--- START ---

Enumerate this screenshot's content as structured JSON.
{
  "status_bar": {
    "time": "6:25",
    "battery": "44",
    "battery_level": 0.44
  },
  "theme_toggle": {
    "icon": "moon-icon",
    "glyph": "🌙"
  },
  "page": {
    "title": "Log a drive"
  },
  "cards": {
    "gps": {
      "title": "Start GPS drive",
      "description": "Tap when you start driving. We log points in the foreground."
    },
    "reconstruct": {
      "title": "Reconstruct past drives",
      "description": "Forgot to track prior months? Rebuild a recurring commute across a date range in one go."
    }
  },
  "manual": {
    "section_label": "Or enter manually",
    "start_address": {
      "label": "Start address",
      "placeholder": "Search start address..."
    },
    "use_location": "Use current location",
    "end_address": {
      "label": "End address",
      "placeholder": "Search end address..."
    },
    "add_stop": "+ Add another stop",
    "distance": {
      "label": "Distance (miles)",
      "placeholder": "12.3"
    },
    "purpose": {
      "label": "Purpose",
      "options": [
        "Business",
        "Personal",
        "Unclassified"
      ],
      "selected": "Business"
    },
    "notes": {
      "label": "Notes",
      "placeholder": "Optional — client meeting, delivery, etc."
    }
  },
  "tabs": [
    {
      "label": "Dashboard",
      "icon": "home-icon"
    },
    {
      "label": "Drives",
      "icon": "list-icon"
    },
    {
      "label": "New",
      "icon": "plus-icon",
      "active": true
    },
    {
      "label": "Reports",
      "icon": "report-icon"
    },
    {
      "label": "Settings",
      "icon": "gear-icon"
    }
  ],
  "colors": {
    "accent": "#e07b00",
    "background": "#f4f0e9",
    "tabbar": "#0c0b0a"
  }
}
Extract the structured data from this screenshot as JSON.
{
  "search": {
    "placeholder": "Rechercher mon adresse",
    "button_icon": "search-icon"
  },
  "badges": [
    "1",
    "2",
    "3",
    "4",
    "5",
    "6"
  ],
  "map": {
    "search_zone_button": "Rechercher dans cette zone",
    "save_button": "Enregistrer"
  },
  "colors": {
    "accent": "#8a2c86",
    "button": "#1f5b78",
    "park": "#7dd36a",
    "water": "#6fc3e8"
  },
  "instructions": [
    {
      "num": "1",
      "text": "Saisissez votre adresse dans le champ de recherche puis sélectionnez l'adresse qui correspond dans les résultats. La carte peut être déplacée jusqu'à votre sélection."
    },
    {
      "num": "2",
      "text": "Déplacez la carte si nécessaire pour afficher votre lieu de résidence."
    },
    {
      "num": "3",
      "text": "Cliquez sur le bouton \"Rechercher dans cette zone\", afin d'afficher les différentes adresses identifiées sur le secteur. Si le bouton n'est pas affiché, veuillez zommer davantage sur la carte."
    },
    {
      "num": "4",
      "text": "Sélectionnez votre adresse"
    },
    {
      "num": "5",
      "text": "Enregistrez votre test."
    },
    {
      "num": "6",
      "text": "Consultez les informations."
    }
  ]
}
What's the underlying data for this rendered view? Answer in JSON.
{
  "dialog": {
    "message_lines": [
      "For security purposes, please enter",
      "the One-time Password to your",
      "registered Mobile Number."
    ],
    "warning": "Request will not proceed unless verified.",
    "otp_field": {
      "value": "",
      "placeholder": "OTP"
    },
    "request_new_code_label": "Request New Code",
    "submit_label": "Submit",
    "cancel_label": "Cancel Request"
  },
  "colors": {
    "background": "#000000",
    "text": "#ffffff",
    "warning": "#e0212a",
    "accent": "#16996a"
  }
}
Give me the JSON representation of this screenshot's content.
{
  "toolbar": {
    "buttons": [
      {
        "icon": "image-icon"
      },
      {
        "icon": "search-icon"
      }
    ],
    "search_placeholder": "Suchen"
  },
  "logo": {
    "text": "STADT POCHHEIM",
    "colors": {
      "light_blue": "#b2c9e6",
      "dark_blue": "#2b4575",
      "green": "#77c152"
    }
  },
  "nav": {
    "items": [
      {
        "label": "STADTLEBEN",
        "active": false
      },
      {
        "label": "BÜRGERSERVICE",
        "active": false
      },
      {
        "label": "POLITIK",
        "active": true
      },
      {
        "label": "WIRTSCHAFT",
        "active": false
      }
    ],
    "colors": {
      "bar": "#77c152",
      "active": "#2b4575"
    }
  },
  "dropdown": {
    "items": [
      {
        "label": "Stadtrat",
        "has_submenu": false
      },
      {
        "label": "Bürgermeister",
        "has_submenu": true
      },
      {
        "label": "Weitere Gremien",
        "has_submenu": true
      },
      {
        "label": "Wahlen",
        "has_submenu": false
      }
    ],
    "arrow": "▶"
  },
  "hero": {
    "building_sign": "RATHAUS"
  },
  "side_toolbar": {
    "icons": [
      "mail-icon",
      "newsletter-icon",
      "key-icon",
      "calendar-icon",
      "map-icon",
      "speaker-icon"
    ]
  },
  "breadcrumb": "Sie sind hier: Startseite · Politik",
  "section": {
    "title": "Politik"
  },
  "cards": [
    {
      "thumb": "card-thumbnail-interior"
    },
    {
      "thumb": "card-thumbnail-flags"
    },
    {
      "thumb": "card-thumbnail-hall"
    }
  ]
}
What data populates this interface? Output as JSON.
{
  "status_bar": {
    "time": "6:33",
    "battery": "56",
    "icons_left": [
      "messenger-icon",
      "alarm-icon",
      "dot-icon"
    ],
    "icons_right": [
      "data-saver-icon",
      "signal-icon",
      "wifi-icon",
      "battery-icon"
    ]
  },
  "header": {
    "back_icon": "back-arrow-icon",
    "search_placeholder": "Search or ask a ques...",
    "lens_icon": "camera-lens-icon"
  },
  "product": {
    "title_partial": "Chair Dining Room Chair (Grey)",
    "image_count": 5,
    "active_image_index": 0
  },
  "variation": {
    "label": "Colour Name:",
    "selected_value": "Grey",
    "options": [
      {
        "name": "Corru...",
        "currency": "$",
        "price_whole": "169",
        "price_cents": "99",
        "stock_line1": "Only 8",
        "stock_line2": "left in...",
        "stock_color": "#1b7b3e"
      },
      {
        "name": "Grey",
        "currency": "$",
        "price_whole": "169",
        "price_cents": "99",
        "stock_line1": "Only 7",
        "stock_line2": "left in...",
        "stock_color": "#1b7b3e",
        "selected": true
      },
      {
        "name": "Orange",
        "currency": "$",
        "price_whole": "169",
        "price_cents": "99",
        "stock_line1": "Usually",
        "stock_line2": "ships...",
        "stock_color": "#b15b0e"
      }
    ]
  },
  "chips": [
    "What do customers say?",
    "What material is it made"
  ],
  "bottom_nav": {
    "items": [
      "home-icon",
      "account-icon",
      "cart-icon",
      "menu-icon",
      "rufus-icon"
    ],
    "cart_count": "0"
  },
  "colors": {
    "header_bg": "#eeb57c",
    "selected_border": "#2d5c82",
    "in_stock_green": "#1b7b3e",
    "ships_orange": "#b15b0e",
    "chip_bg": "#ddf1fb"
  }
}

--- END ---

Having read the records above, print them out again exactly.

ANSWER FOR THE TASK:
Enumerate this screenshot's content as structured JSON.
{
  "status_bar": {
    "time": "6:25",
    "battery": "44",
    "battery_level": 0.44
  },
  "theme_toggle": {
    "icon": "moon-icon",
    "glyph": "🌙"
  },
  "page": {
    "title": "Log a drive"
  },
  "cards": {
    "gps": {
      "title": "Start GPS drive",
      "description": "Tap when you start driving. We log points in the foreground."
    },
    "reconstruct": {
      "title": "Reconstruct past drives",
      "description": "Forgot to track prior months? Rebuild a recurring commute across a date range in one go."
    }
  },
  "manual": {
    "section_label": "Or enter manually",
    "start_address": {
      "label": "Start address",
      "placeholder": "Search start address..."
    },
    "use_location": "Use current location",
    "end_address": {
      "label": "End address",
      "placeholder": "Search end address..."
    },
    "add_stop": "+ Add another stop",
    "distance": {
      "label": "Distance (miles)",
      "placeholder": "12.3"
    },
    "purpose": {
      "label": "Purpose",
      "options": [
        "Business",
        "Personal",
        "Unclassified"
      ],
      "selected": "Business"
    },
    "notes": {
      "label": "Notes",
      "placeholder": "Optional — client meeting, delivery, etc."
    }
  },
  "tabs": [
    {
      "label": "Dashboard",
      "icon": "home-icon"
    },
    {
      "label": "Drives",
      "icon": "list-icon"
    },
    {
      "label": "New",
      "icon": "plus-icon",
      "active": true
    },
    {
      "label": "Reports",
      "icon": "report-icon"
    },
    {
      "label": "Settings",
      "icon": "gear-icon"
    }
  ],
  "colors": {
    "accent": "#e07b00",
    "background": "#f4f0e9",
    "tabbar": "#0c0b0a"
  }
}
Extract the structured data from this screenshot as JSON.
{
  "search": {
    "placeholder": "Rechercher mon adresse",
    "button_icon": "search-icon"
  },
  "badges": [
    "1",
    "2",
    "3",
    "4",
    "5",
    "6"
  ],
  "map": {
    "search_zone_button": "Rechercher dans cette zone",
    "save_button": "Enregistrer"
  },
  "colors": {
    "accent": "#8a2c86",
    "button": "#1f5b78",
    "park": "#7dd36a",
    "water": "#6fc3e8"
  },
  "instructions": [
    {
      "num": "1",
      "text": "Saisissez votre adresse dans le champ de recherche puis sélectionnez l'adresse qui correspond dans les résultats. La carte peut être déplacée jusqu'à votre sélection."
    },
    {
      "num": "2",
      "text": "Déplacez la carte si nécessaire pour afficher votre lieu de résidence."
    },
    {
      "num": "3",
      "text": "Cliquez sur le bouton \"Rechercher dans cette zone\", afin d'afficher les différentes adresses identifiées sur le secteur. Si le bouton n'est pas affiché, veuillez zommer davantage sur la carte."
    },
    {
      "num": "4",
      "text": "Sélectionnez votre adresse"
    },
    {
      "num": "5",
      "text": "Enregistrez votre test."
    },
    {
      "num": "6",
      "text": "Consultez les informations."
    }
  ]
}
What's the underlying data for this rendered view? Answer in JSON.
{
  "dialog": {
    "message_lines": [
      "For security purposes, please enter",
      "the One-time Password to your",
      "registered Mobile Number."
    ],
    "warning": "Request will not proceed unless verified.",
    "otp_field": {
      "value": "",
      "placeholder": "OTP"
    },
    "request_new_code_label": "Request New Code",
    "submit_label": "Submit",
    "cancel_label": "Cancel Request"
  },
  "colors": {
    "background": "#000000",
    "text": "#ffffff",
    "warning": "#e0212a",
    "accent": "#16996a"
  }
}
Give me the JSON representation of this screenshot's content.
{
  "toolbar": {
    "buttons": [
      {
        "icon": "image-icon"
      },
      {
        "icon": "search-icon"
      }
    ],
    "search_placeholder": "Suchen"
  },
  "logo": {
    "text": "STADT POCHHEIM",
    "colors": {
      "light_blue": "#b2c9e6",
      "dark_blue": "#2b4575",
      "green": "#77c152"
    }
  },
  "nav": {
    "items": [
      {
        "label": "STADTLEBEN",
        "active": false
      },
      {
        "label": "BÜRGERSERVICE",
        "active": false
      },
      {
        "label": "POLITIK",
        "active": true
      },
      {
        "label": "WIRTSCHAFT",
        "active": false
      }
    ],
    "colors": {
      "bar": "#77c152",
      "active": "#2b4575"
    }
  },
  "dropdown": {
    "items": [
      {
        "label": "Stadtrat",
        "has_submenu": false
      },
      {
        "label": "Bürgermeister",
        "has_submenu": true
      },
      {
        "label": "Weitere Gremien",
        "has_submenu": true
      },
      {
        "label": "Wahlen",
        "has_submenu": false
      }
    ],
    "arrow": "▶"
  },
  "hero": {
    "building_sign": "RATHAUS"
  },
  "side_toolbar": {
    "icons": [
      "mail-icon",
      "newsletter-icon",
      "key-icon",
      "calendar-icon",
      "map-icon",
      "speaker-icon"
    ]
  },
  "breadcrumb": "Sie sind hier: Startseite · Politik",
  "section": {
    "title": "Politik"
  },
  "cards": [
    {
      "thumb": "card-thumbnail-interior"
    },
    {
      "thumb": "card-thumbnail-flags"
    },
    {
      "thumb": "card-thumbnail-hall"
    }
  ]
}
What data populates this interface? Output as JSON.
{
  "status_bar": {
    "time": "6:33",
    "battery": "56",
    "icons_left": [
      "messenger-icon",
      "alarm-icon",
      "dot-icon"
    ],
    "icons_right": [
      "data-saver-icon",
      "signal-icon",
      "wifi-icon",
      "battery-icon"
    ]
  },
  "header": {
    "back_icon": "back-arrow-icon",
    "search_placeholder": "Search or ask a ques...",
    "lens_icon": "camera-lens-icon"
  },
  "product": {
    "title_partial": "Chair Dining Room Chair (Grey)",
    "image_count": 5,
    "active_image_index": 0
  },
  "variation": {
    "label": "Colour Name:",
    "selected_value": "Grey",
    "options": [
      {
        "name": "Corru...",
        "currency": "$",
        "price_whole": "169",
        "price_cents": "99",
        "stock_line1": "Only 8",
        "stock_line2": "left in...",
        "stock_color": "#1b7b3e"
      },
      {
        "name": "Grey",
        "currency": "$",
        "price_whole": "169",
        "price_cents": "99",
        "stock_line1": "Only 7",
        "stock_line2": "left in...",
        "stock_color": "#1b7b3e",
        "selected": true
      },
      {
        "name": "Orange",
        "currency": "$",
        "price_whole": "169",
        "price_cents": "99",
        "stock_line1": "Usually",
        "stock_line2": "ships...",
        "stock_color": "#b15b0e"
      }
    ]
  },
  "chips": [
    "What do customers say?",
    "What material is it made"
  ],
  "bottom_nav": {
    "items": [
      "home-icon",
      "account-icon",
      "cart-icon",
      "menu-icon",
      "rufus-icon"
    ],
    "cart_count": "0"
  },
  "colors": {
    "header_bg": "#eeb57c",
    "selected_border": "#2d5c82",
    "in_stock_green": "#1b7b3e",
    "ships_orange": "#b15b0e",
    "chip_bg": "#ddf1fb"
  }
}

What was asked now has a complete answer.